Throughout the week, I couldn’t help but think that I could have been one of them, living here in Asia, if my parents had not sacrificed their comfort to move to the United States. I am able to learn the piano, the flute, go to Duke, and as a result, attend this Duke Engage program to be a teacher, because my parents had moved to the United States. I was only able to be put in this position of high praise because of something my parents did, not because of something heroic I had done. Both of my parents came to the U.S. with only $100 for college and to make a living for themselves in a language that was not their first. They had to give up the comfort of living in the familiarity of their hometowns. I was simply here because my parents were able to do that.

This reminded me of the privilege I have by being born and raised in the U.S. Coming to America is something many of my students dream of doing one day and they tell me how cool and smart I must be for being a student at Duke. How successful I must be because my house is big. How talented I must be to be able to play the piano and flute. But in reality, I have these things not because of what I am capable of doing, but because of the privilege I was blessed to have because my parents moved to the U.S. Because of my parents, I was able to take piano and flute lessons at a young age. Because of my parents I was able to go to a competitive school district to help me get into Duke. By simply growing up in the U.S., English naturally was my first language and thus increased my chances of getting into an American university such as Duke. Because of my parents, and only because of my parents, I am able to live comfortably in a large house in New Jersey. My privilege has allowed me to have these assets that these kids praise me for, respectfully call me “teacher” for, call me a “goddess” for.

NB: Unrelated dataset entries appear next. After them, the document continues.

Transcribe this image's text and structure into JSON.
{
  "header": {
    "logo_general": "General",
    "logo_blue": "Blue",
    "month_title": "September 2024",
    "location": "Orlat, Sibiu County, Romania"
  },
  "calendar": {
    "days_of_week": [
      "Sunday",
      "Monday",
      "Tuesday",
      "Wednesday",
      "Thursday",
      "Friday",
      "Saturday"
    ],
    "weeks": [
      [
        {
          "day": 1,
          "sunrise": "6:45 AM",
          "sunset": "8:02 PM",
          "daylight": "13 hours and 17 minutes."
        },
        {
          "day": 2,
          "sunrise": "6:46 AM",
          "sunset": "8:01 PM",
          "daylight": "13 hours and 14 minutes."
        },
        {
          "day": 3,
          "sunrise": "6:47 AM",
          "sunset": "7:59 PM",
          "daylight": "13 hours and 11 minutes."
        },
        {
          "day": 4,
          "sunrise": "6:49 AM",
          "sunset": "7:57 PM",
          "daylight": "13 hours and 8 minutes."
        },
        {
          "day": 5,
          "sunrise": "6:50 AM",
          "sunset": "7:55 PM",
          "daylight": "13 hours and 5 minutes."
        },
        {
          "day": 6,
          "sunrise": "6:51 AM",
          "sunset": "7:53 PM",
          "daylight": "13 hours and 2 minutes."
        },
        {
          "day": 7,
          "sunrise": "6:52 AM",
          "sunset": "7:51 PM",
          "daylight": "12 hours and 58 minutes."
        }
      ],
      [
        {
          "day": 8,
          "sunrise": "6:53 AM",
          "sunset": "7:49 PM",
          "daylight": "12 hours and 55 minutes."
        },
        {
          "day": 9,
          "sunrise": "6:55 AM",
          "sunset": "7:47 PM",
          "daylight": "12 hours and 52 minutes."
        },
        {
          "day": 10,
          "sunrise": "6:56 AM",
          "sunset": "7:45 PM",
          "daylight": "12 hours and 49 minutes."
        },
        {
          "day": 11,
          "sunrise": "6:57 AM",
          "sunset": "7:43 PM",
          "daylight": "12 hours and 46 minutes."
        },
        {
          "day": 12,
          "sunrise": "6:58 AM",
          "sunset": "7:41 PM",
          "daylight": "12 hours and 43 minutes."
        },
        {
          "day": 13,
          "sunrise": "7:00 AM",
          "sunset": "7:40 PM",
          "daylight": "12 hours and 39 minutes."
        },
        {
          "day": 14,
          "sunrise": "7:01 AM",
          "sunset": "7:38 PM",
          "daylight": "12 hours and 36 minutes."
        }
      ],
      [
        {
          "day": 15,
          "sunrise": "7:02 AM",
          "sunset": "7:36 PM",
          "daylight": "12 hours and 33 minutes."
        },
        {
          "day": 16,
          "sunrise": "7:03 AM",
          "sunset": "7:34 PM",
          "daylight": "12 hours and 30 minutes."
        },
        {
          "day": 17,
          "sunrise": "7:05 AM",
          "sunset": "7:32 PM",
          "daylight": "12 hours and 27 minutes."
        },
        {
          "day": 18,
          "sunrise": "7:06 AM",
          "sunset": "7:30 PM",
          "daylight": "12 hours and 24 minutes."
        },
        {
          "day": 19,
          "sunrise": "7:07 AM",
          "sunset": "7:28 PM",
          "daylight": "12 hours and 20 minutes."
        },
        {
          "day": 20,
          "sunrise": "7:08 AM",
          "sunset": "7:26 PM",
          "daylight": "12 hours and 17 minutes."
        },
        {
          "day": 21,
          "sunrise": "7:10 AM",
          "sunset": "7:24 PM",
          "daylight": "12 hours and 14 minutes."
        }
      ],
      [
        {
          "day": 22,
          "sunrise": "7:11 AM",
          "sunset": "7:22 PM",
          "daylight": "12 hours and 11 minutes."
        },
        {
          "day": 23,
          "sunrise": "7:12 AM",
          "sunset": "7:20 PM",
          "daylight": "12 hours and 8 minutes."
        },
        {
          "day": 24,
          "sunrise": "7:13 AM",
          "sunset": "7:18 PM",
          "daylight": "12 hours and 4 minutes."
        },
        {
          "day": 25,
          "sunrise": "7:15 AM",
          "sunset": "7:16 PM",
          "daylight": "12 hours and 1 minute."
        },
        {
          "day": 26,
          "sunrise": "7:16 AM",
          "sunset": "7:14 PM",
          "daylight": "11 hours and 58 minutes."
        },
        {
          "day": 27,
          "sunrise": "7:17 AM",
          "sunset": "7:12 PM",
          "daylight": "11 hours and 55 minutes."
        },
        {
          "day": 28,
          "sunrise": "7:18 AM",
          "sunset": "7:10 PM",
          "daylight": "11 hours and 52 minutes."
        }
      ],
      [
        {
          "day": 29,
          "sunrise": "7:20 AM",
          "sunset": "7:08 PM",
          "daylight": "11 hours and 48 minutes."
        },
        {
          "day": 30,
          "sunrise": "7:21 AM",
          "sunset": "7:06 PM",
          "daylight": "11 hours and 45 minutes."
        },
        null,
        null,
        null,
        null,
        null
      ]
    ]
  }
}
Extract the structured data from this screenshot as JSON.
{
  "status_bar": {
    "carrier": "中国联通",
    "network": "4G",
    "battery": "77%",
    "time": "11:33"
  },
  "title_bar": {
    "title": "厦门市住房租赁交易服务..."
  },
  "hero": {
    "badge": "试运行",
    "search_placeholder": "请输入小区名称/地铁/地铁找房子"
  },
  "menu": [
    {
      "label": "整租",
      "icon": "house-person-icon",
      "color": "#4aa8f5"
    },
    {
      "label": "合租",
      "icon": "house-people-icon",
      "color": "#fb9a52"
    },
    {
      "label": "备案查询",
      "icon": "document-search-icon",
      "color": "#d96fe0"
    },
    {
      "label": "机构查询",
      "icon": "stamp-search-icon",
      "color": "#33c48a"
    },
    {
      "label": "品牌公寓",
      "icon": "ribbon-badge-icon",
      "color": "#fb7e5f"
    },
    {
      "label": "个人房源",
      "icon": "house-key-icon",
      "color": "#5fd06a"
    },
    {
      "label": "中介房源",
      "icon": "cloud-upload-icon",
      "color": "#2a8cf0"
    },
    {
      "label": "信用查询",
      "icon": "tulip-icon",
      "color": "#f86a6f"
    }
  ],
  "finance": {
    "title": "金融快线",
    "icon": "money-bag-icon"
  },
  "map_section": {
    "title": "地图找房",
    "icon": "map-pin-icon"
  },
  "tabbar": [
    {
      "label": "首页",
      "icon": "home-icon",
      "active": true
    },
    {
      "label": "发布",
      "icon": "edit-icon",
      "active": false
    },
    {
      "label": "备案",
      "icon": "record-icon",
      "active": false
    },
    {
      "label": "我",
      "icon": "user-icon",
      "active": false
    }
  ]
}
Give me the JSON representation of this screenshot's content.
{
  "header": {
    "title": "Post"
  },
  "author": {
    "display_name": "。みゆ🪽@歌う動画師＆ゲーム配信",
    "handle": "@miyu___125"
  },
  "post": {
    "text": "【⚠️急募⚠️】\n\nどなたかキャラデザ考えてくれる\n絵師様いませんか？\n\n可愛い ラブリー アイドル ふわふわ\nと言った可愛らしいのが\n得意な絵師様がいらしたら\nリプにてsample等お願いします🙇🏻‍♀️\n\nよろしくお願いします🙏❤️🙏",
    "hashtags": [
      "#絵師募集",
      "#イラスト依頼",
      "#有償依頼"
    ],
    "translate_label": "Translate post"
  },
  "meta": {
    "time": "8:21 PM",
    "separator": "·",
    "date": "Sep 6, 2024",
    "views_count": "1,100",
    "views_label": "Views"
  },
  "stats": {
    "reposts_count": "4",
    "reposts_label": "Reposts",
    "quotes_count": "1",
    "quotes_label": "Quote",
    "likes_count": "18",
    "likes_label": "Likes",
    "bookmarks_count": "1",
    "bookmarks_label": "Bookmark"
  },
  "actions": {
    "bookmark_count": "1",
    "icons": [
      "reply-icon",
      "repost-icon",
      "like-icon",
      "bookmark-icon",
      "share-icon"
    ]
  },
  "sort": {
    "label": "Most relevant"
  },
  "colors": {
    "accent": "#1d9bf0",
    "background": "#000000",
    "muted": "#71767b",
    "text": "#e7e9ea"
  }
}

As I continue on this program, I am constantly reminded of my privilege and how thankful I am for all of the opportunities I have because I live in the U.S. I am also thankful for the students here at Zhuhai No. 9 Middle School for receiving us so well and I already know it will be so hard to leave this place when the time comes in July.